Tomorrow I begin a drawing class. I’m doing it both to distract myself from this inevitable descent into darkness, and because I’m in a social and creative rut. There is a distinct lack of activity in my life, and prolonged idleness, I have found, is not the best creative fuel. So I am going to put myself in a room with strangers for a couple hours a week and relearn how to draw, in hopes the experience sparks something new. Strangely, though I have always been an avid doodler, and in the past entertained the idea of being a graphic designer or illustrator, I’ve only taken one actual drawing class. It was in high school, and while there was a kind of peace in dutifully filling my sketchbook, I didn’t enjoy the class much. Now, perhaps, is an opportunity to try again, with fresh eyes and without the pressure of being graded.

Next week I also start an ASL class, though my reasons for taking it are less clear, beyond sheer curiosity and a more-than-passing interest in language. It’s been nine years since I sat down in a classroom setting, and I’ve never taken a class that wasn’t for credit of some kind, so I don’t know what to expect. Do I still know how to be a student? Will I be the youngest person in the room? The oldest? Do I still have the patience and the drive to learn new things in a structured setting? Should I eat dinner at home first? (Food considerations are always the most important.)

I’m entering into a lot of unknowns, but there are much scarier, riskier things I could be doing to add interest to my life. For now I’m just splashing around in the kiddie pool, getting out of my stagnant routine for a bit. With any luck, these classes will help drive me to create and learn further, and this will only be the beginning of a series of new experiences. And if I’m really lucky, I’ll be able to forget that we are slowly but surely being consumed by the cold, gray void of winter.

For a few hours a week, anyway. I just want to forget…for a few hours a week…please…

The Theoretical Homicidal Bus

I would like, if I may, to put a moratorium on the use of the phrase: “Say you get hit by a bus tomorrow…”

If I’ve heard this once, I’ve heard it a thousand times, always as the beginning of a discussion about contingency plans, or insurance (which I guess is a form of contingency plan in itself). It is, of course, prudent to plan for the absence of key people in the workplace or the family, but…a bus? Really?

Who decided a bus was the go-to instrument of theoretical unplanned absences? Why do we need to conjure such a violent, splattery end for our colleagues and loved ones in order to plan for the future? Is it because being hit by a bus is a realistic enough scenario to be plausible, but not common enough to be completely horrifying? As in, it’s more believable than “Say you’re kidnapped by a gang of sentient CFL light bulbs tomorrow,” but less depressing than “Say you have a fatal heart attack tomorrow”?

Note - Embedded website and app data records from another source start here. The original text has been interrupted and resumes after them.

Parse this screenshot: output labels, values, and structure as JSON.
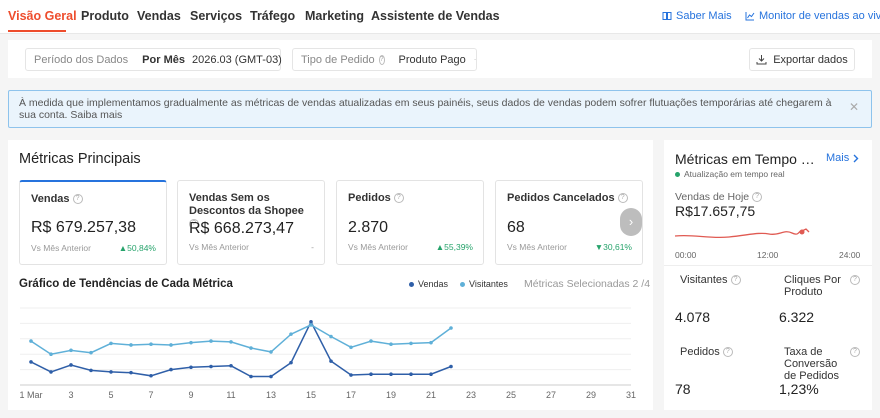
{
  "nav": {
    "tabs": [
      "Visão Geral",
      "Produto",
      "Vendas",
      "Serviços",
      "Tráfego",
      "Marketing",
      "Assistente de Vendas"
    ],
    "learn_more": "Saber Mais",
    "live_monitor": "Monitor de vendas ao vivo"
  },
  "filters": {
    "period_label": "Período dos Dados",
    "period_mode": "Por Mês",
    "period_value": "2026.03 (GMT-03)",
    "order_type_label": "Tipo de Pedido",
    "order_type_value": "Produto Pago",
    "export_label": "Exportar dados"
  },
  "notice": {
    "text": "À medida que implementamos gradualmente as métricas de vendas atualizadas em seus painéis, seus dados de vendas podem sofrer flutuações temporárias até chegarem à sua conta. Saiba mais"
  },
  "metrics": {
    "title": "Métricas Principais",
    "cards": [
      {
        "title": "Vendas",
        "value": "R$ 679.257,38",
        "compare": "Vs Mês Anterior",
        "change": "▲50,84%"
      },
      {
        "title": "Vendas Sem os Descontos da Shopee",
        "value": "R$ 668.273,47",
        "compare": "Vs Mês Anterior",
        "change": "-"
      },
      {
        "title": "Pedidos",
        "value": "2.870",
        "compare": "Vs Mês Anterior",
        "change": "▲55,39%"
      },
      {
        "title": "Pedidos Cancelados",
        "value": "68",
        "compare": "Vs Mês Anterior",
        "change": "▼30,61%"
      }
    ]
  },
  "trend": {
    "title": "Gráfico de Tendências de Cada Métrica",
    "selected": "Métricas Selecionadas 2 /4"
  },
  "chart_data": {
    "type": "line",
    "x_ticks": [
      "1 Mar",
      "3",
      "5",
      "7",
      "9",
      "11",
      "13",
      "15",
      "17",
      "19",
      "21",
      "23",
      "25",
      "27",
      "29",
      "31"
    ],
    "x": [
      1,
      2,
      3,
      4,
      5,
      6,
      7,
      8,
      9,
      10,
      11,
      12,
      13,
      14,
      15,
      16,
      17,
      18,
      19,
      20,
      21,
      22
    ],
    "xlim": [
      1,
      31
    ],
    "ylim": [
      0,
      100
    ],
    "series": [
      {
        "name": "Vendas",
        "color": "#2f5fa8",
        "values": [
          30,
          17,
          26,
          19,
          17,
          16,
          12,
          20,
          23,
          24,
          25,
          11,
          11,
          29,
          82,
          31,
          13,
          14,
          14,
          14,
          14,
          24
        ]
      },
      {
        "name": "Visitantes",
        "color": "#5fb0d8",
        "values": [
          57,
          40,
          45,
          42,
          54,
          52,
          53,
          52,
          55,
          57,
          56,
          48,
          43,
          66,
          78,
          63,
          49,
          57,
          53,
          54,
          55,
          74
        ]
      }
    ]
  },
  "realtime": {
    "title": "Métricas em Tempo Real",
    "more": "Mais",
    "updated": "Atualização em tempo real",
    "today_label": "Vendas de Hoje",
    "today_value": "R$17.657,75",
    "x_ticks": [
      "00:00",
      "12:00",
      "24:00"
    ],
    "stats": [
      {
        "label": "Visitantes",
        "value": "4.078"
      },
      {
        "label": "Cliques Por Produto",
        "value": "6.322"
      },
      {
        "label": "Pedidos",
        "value": "78"
      },
      {
        "label": "Taxa de Conversão de Pedidos",
        "value": "1,23%"
      }
    ]
  },
  "colors": {
    "accent": "#ee4d2d",
    "link": "#2673dd",
    "up": "#26a36b",
    "spark": "#e05a52"
  }
}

Either way, I don’t much like it. If someone is looking me in the eye and imagining a world in which I am no longer there, I’d rather they assume the event that pulled me away was a happier, less gruesome one:

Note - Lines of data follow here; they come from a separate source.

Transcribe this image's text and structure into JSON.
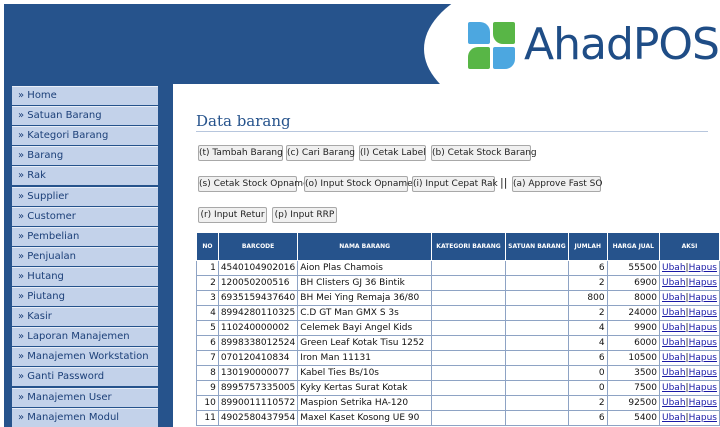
{
  "logo": {
    "text": "AhadPOS"
  },
  "sidebar": {
    "items": [
      "» Home",
      "» Satuan Barang",
      "» Kategori Barang",
      "» Barang",
      "» Rak",
      "» Supplier",
      "» Customer",
      "» Pembelian",
      "» Penjualan",
      "» Hutang",
      "» Piutang",
      "» Kasir",
      "» Laporan Manajemen",
      "» Manajemen Workstation",
      "» Ganti Password",
      "» Manajemen User",
      "» Manajemen Modul"
    ]
  },
  "page": {
    "title": "Data barang"
  },
  "buttons": {
    "tambah": "(t) Tambah Barang",
    "cari": "(c) Cari Barang",
    "cetak_label": "(l) Cetak Label",
    "cetak_stock": "(b) Cetak Stock Barang",
    "cetak_opname": "(s) Cetak Stock Opname",
    "input_opname": "(o) Input Stock Opname",
    "input_cepat": "(i) Input Cepat Rak",
    "separator": "||",
    "approve": "(a) Approve Fast SO",
    "input_retur": "(r) Input Retur",
    "input_rrp": "(p) Input RRP"
  },
  "table": {
    "headers": [
      "NO",
      "BARCODE",
      "NAMA BARANG",
      "KATEGORI BARANG",
      "SATUAN BARANG",
      "JUMLAH",
      "HARGA JUAL",
      "AKSI"
    ],
    "action_edit": "Ubah",
    "action_sep": "|",
    "action_delete": "Hapus",
    "rows": [
      [
        "1",
        "4540104902016",
        "Aion Plas Chamois",
        "",
        "",
        "6",
        "55500"
      ],
      [
        "2",
        "120050200516",
        "BH Clisters GJ 36 Bintik",
        "",
        "",
        "2",
        "6900"
      ],
      [
        "3",
        "6935159437640",
        "BH Mei Ying Remaja 36/80",
        "",
        "",
        "800",
        "8000"
      ],
      [
        "4",
        "8994280110325",
        "C.D GT Man GMX S 3s",
        "",
        "",
        "2",
        "24000"
      ],
      [
        "5",
        "110240000002",
        "Celemek Bayi Angel Kids",
        "",
        "",
        "4",
        "9900"
      ],
      [
        "6",
        "8998338012524",
        "Green Leaf Kotak Tisu 1252",
        "",
        "",
        "4",
        "6000"
      ],
      [
        "7",
        "070120410834",
        "Iron Man 11131",
        "",
        "",
        "6",
        "10500"
      ],
      [
        "8",
        "130190000077",
        "Kabel Ties Bs/10s",
        "",
        "",
        "0",
        "3500"
      ],
      [
        "9",
        "8995757335005",
        "Kyky Kertas Surat Kotak",
        "",
        "",
        "0",
        "7500"
      ],
      [
        "10",
        "8990011110572",
        "Maspion Setrika HA-120",
        "",
        "",
        "2",
        "92500"
      ],
      [
        "11",
        "4902580437954",
        "Maxel Kaset Kosong UE 90",
        "",
        "",
        "6",
        "5400"
      ]
    ]
  },
  "colors": {
    "header_bg": "#26538c",
    "menu_item_bg": "#c3d2ea",
    "logo_blue": "#4ca7e0",
    "logo_green": "#58b646"
  }
}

“Say you run off and join the circus tomorrow…”

“Say you take possession of a small tropical island tomorrow…”

“Say a talent scout sees you singing to the watermelons at the grocery store and whisks you away to Broadway to join the cast of Les Miserapples tomorrow…”

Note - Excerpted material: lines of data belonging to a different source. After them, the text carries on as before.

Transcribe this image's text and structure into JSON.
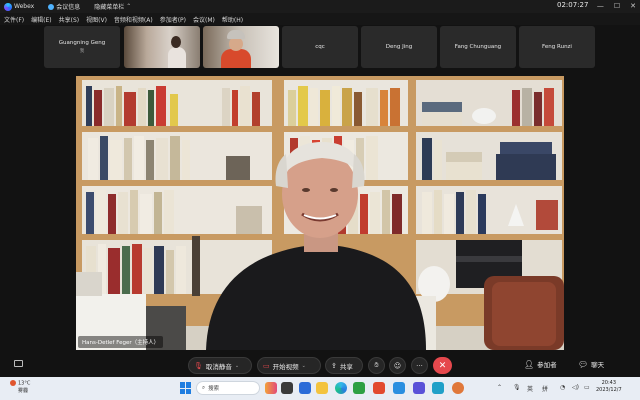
{
  "titlebar": {
    "app_name": "Webex",
    "meeting_info": "会议信息",
    "hide_menu": "隐藏菜单栏",
    "time": "02:07:27"
  },
  "menu": [
    "文件(F)",
    "编辑(E)",
    "共享(S)",
    "视图(V)",
    "音频和视频(A)",
    "参加者(P)",
    "会议(M)",
    "帮助(H)"
  ],
  "participants": [
    {
      "name": "Guangning Geng",
      "sub": "我",
      "video": false
    },
    {
      "name": "",
      "video": true
    },
    {
      "name": "",
      "video": true
    },
    {
      "name": "cqc",
      "video": false
    },
    {
      "name": "Deng Jing",
      "video": false
    },
    {
      "name": "Fang Chunguang",
      "video": false
    },
    {
      "name": "Feng Runzi",
      "video": false
    }
  ],
  "main_video": {
    "label": "Hans-Detlef Feger（主持人）"
  },
  "toolbar": {
    "unmute": "取消静音",
    "start_video": "开始视频",
    "share": "共享",
    "more": "···",
    "participants": "参加者",
    "chat": "聊天"
  },
  "taskbar": {
    "weather_temp": "13°C",
    "weather_desc": "雾霾",
    "search_placeholder": "搜索",
    "ime": "英",
    "ime2": "拼",
    "time": "20:43",
    "date": "2023/12/7"
  },
  "colors": {
    "end_button": "#e5484d",
    "taskbar_bg": "#e8edf4",
    "toolbar_bg": "#121212"
  }
}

“Say you wake up tomorrow and know exactly what you’re meant to do with your life, and you quit your job on the spot…”

It just seems like a bit of a slap in the face to assume the reason I won’t be around anymore is because I have met my untimely demise, especially through something as stupidly pedestrian as getting hit by a bus*.

I know bad things happen, but could we save the morbid reality for reality, and have a little more optimism in our imaginings? Eh? Please? I would prefer not to be terrified of buses, or as I have come to know them, “Contingency Death Machines**.” That’s all.

* (Only slight pun intended.)
** Still working on the name. Fear of theoretical bus death stifles creativity, you know.